What does othering & belonging mean?

OBI developed the framework of othering and belonging as a clarifying analysis that can better address the many expressions of prejudice against groups, what elements are made salient or manipulated relative to context and place, and which help to illuminate a set of common narratives, policies, and strategies that can mitigate inequality, hate, exclusion, and marginality.

However, the othering and belonging framework is not merely meant to be merely conceptual; rather, it is designed to be applied in a way that can inform policy, shift public discourse, strengthen our movements, influence pedagogy, and deliver a set of best practices and values for expanding our circle of human concern.



Othering & Belonging 2021 schedule

We update our site often for the most comprehensive and up to date agenda for the Othering and Belonging Conference 2021.

[microsite] event schedule
Opening Conversation: The Risk & Possibility of Bridging

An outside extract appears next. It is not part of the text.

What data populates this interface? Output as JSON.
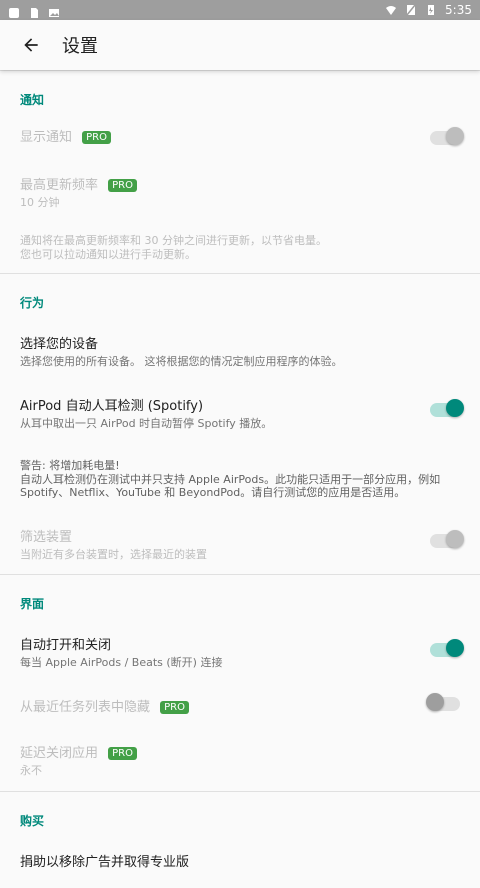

In this intimate discussion, OBI Director john a. powell and philosopher Judith Butler will engage in a deep exploration of bridging, particularly in the context of our current moment of heightened polarization, deepened mistrust, and "breaking" across identity lines.

Keynote Panel - The Risk & Possibility of Bridging
Even short bridges can feel risky in this moment of polarization, political purity, and physical and emotional estrangement. In this panel, we will hear leading activists and culturemakers reflect on john powell and Judith Butler's opening provocation to build risky bridges across lines of difference, even when facing pushback or ostracization from our own "side." Join Akaya Windwood moderating an emergent conversation with leading thinkers and culturemakers to discuss how and why taking risks and building bridges are important and necessary for the success of our social movements.
Panel 2 - On Good Conflict: What If We Called In, Rather Than Called Out?

Outrage and conflict have long offered an easy way to build political power for advocates on both the political right and left. While moral outrage is a critical motivator for change, being kept in a constant high state of tension and conflict by these forces has also served to divide us even further into smaller like-minded groups without the will or skill to courageously cross differences and build power for transformative social change.

Panel 3 - Finding Belonging in a Climate of Loneliness, Conspiracy, and Mistrust in Government
The ongoing Covid-19 pandemic has exposed the very real threat that disinformation, entrenched individualism, and low trust in institutions pose in tackling a deadly global crisis. While the arrival of multiple Covid-19 vaccines earlier this year seemed to suggest a hopeful resolution to the crisis, low rates of vaccination—driven in large part by both political leaders' strategic public skepticism and targeted disinformation online—revealed a much deeper problem around lack of faith in government and the enormous reach of conspiracy and fake news more broadly.
AM Breakout Sessions


PM Breakout Sessions



Image render of the conference agenda